Ms Wilkins was tall and gray-haired. She wore a heavy man’s watch, which I sometimes stared at when she read. She introduced us to Maurice Sendak’s Where the Wild Things Are. She read us Ezra Jack Keats’s The Snowy Day and paused to explain to us how the author used collage to make up his illustrations. I still remember the care she took to talk to us about each book that she selected, about how pictures and words were put together. She was teaching us how to see, what to look for in narrative—something that I don’t think anyone had ever really done for me before. I remember her as a reserved woman—not the kind of person whom one would peg as someone who wanted to work with kids. But as my reading advanced, she listened to me quietly when I told her I wanted books like Nancy Drew and the Bobbsey Twins. She didn’t grimace or laugh—and she steered me to Enid Blyton, P. L. Travers, and Dodie Smith.
To this day, the memory of Ms Wilkins—of sitting cross-legged on a low carpet of the library surrounded by other kids, of listening to her read in her low, scratchy voice—brings me immense comfort. It was this same feeling of intimacy and sharing that I tried to bring to my daughter when I read to her about Frog and Toad, and Owl.

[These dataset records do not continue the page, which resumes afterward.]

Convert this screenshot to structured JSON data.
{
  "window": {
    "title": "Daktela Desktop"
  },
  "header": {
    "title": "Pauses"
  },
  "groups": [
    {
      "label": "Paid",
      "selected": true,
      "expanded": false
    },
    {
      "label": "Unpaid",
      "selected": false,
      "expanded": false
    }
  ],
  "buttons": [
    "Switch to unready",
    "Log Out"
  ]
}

In the wake of the US election, I have been thinking a lot about the uses of reading and writing. I dwell on how useless writing—my writing—seems to be. I consider this while taking refuge in stories that conclude happily and unhappily—in narratives that have the courtesy to end while our reality continues rudely and dangerously on.
We do think of reading and writing as solitary pursuits—perhaps they’re even selfish. But reading can take the form of a parent reading to a child, a story time for a class of eager kids. Or it can be one person and a book.
I tell myself this when I write: that a book may be an inanimate object, but it is also contains the words of a person reaching out. I tell myself that empathy works even when results are not immediately visible. Or I tell myself nothing and just go on.
At the end of Owl at Home, Owl has fallen asleep. The moon is still shining on him. It is there if Owl needs it.